Under the doctrine of state immunity, the courts of one state cannot adjudicate on the sovereign or governmental acts of another state unless the act in question is considered to be private. In Webster v United States of America, the Employment Appeal Tribunal (EAT) held that, as the functions carried out by the claimants would involve a judicial investigation by a British tribunal of the sovereign acts of a foreign state, it was contrary to the principle of state immunity.
This was a conjoined appeal brought by two women who worked at two separate American Air Force bases located in the UK.
Ms Webster, who was based at RAF Lakenheath, worked as the assistant base records manager responsible for maintaining, preserving and on occasion, destroying US military records. She lodged a number of tribunal claims including discrimination, unauthorised deduction from wages and protected disclosure detriment.
Ms Wright worked as a firefighter at RAF Croughton, which was a US Air Force intelligence and communications base. Her main role was “the preservation of life and the protection of property”. After she was diagnosed with epilepsy in early 2017, she was taken off firefighting duties in accordance with US National Fire Protection Association guidelines.
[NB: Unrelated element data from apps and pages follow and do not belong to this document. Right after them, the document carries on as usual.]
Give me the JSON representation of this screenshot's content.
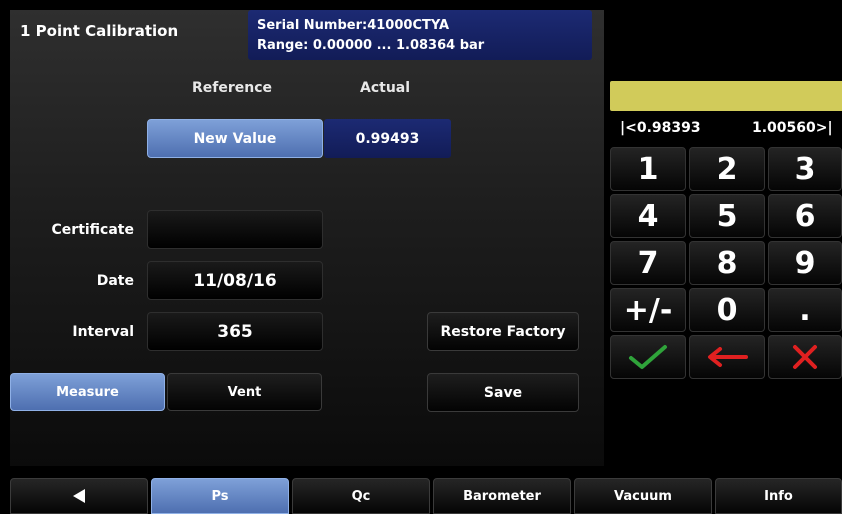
{
  "header": {
    "title": "1 Point Calibration",
    "serial_line": "Serial Number:41000CTYA",
    "range_line": "Range: 0.00000 ... 1.08364 bar"
  },
  "columns": {
    "reference": "Reference",
    "actual": "Actual"
  },
  "calibration": {
    "new_value_label": "New Value",
    "actual_value": "0.99493"
  },
  "fields": {
    "certificate_label": "Certificate",
    "certificate_value": "",
    "date_label": "Date",
    "date_value": "11/08/16",
    "interval_label": "Interval",
    "interval_value": "365"
  },
  "buttons": {
    "restore_factory": "Restore Factory",
    "measure": "Measure",
    "vent": "Vent",
    "save": "Save"
  },
  "keypad": {
    "display_value": "",
    "range_min": "|<0.98393",
    "range_max": "1.00560>|",
    "keys": [
      "1",
      "2",
      "3",
      "4",
      "5",
      "6",
      "7",
      "8",
      "9",
      "+/-",
      "0",
      "."
    ],
    "accept_icon": "checkmark-icon",
    "backspace_icon": "left-arrow-icon",
    "cancel_icon": "x-icon",
    "colors": {
      "accept": "#2fa33a",
      "backspace": "#e02020",
      "cancel": "#e02020",
      "display": "#d1cb5a"
    }
  },
  "tabs": {
    "back_icon": "left-triangle-icon",
    "items": [
      "Ps",
      "Qc",
      "Barometer",
      "Vacuum",
      "Info"
    ],
    "active": "Ps"
  }
}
She also lodged a number of tribunal claims.
In its defence, the US argued that the doctrine of state immunity prevented both women from bringing claims in the UK employment tribunal system.
Although the facts, in this case, were very different from those in the Supreme Court decision of Benkharbouche v Embassy of the Republic of Sudan, the tribunal judge was satisfied that the judgment provided him with an “invaluable insight into the relevant law”.
In particular, it provided him with the test he should use to analyse whether 'an act is private or sovereign/governmental'. In the context of an employment claim, this depended 'on the nature of the relationship between the parties to which the contract gives rise', which in turn depended 'on the functions which the employee is employed to perform'.
In the case of Ms Webster, the judge found that military record-keeping constituted a function of the state. In order to prove her claim, the US would, therefore, have to objectively justify treatment that was unlawful under the Equality Act 2010 (assuming it applied) which would constitute a judicial investigation by a British tribunal of the sovereign acts of a foreign state, contrary to the principle of state immunity.
As for Ms Wright, the judge held that as the requirement to maintain an independent fire service was imposed by US law in order to protect the American people, it clearly went beyond the policy objectives of any domestic fire service and was therefore also protected by state immunity.
Dismissing the appeal, the EAT held that the tribunal judge had applied the correct test from the Supreme Court judgment of Benkharbouche. He had also correctly understood that this involved considering the functions that the two women actually carried out, rather than just considering where, and for whom, they worked.
The EAT also noted that the Supreme Court had identified three types of employees in diplomatic missions in its decision – those with inherently governmental functions at one end; those in the middle with technical and administrative roles, such as the jobs done by Ms Webster and Ms Wright; and those with domestic duties at the other end.
In order to decide which side of the line an employee in the middle category fell was 'inherently a matter of factual assessment' for the tribunal. As the judge had correctly analysed the issue of whether state immunity applied in this case, he had “reached a factual determination that was open to him.”